The Ulster Unionist Party leader has set a challenging tone for the Haass talks by publicly accusing southern political leaders of being “in denial” about their views of the Provisional IRA.
Yesterday former US diplomat Richard Haass, pictured, arrived in Belfast to chair talks dealing with highly contentious issues such as flags and emblems; parades; and dealing with the legacy of the past.
But UUP leader Mike Nesbitt issued a stark statement to coincide with the beginning of the talks in which he accused the leaders of Fine Gael, Fianna Fáil and Labour of failing to say whether they agreed with Sinn Fein that IRA members who died in the Troubles are among “Ireland’s patriot dead”.
His concerns come among increasing unionist unease about what some historians see as a “rewriting” of the Troubles to portray republicans as victims and security forces as perpetrators, despite the fact that republicans killed almost 2,200 people and security forces 365.
Mr Nesbitt said: “In the run-up to the ill-advised, provocative and hurtful republican parade in Castlederg on August 11, there was much talk from Sinn Fein representatives that they were honouring ‘Ireland’s patriot dead’.

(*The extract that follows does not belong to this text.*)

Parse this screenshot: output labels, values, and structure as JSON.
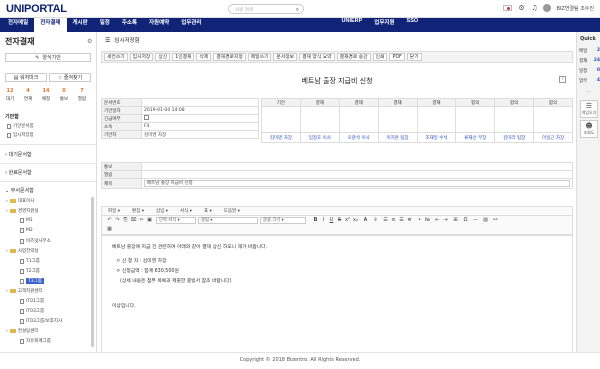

“I cannot accept that two people who died because the bomb they were transporting to Castlederg exploded are among ‘Ireland’s patriot dead’.
He wrote to the leaders of the Republic’s three main parties, asking them to confirm whether they shared Sinn Fein’s view of the Provisional IRA dead as patriots.
“I am saddened to say none has addressed the question,” Mr Nesbitt said. “Enda Kenny TD, as Taoiseach, said it is ‘not government practice to comment on particular comments by political parties in Northern Ireland’.”
The UUP leader added that Eamon Gilmore TD, as Labour leader, “at least mentioned the ‘patriot dead’ phrase, in the context of his party avoiding the use of such terms”. But Micheál Martin TD for Fianna Fáil “totally ignored the question”.
Mr Nesbitt said he believed that the main political parties of the Republic are aware that republicans in Northern Ireland are striving to create “a totally unacceptable equivalence between members of the Provisional IRA on the one hand and the security forces on the other”.
He added: “As one former security force member put it to me, when he told a former IRA man he never woke up thinking ‘Who can I kill today?’, the IRA man replied ‘But I did’.”
Dr Haass will be liaising with both the UK and Republic of Ireland governments during the talks process.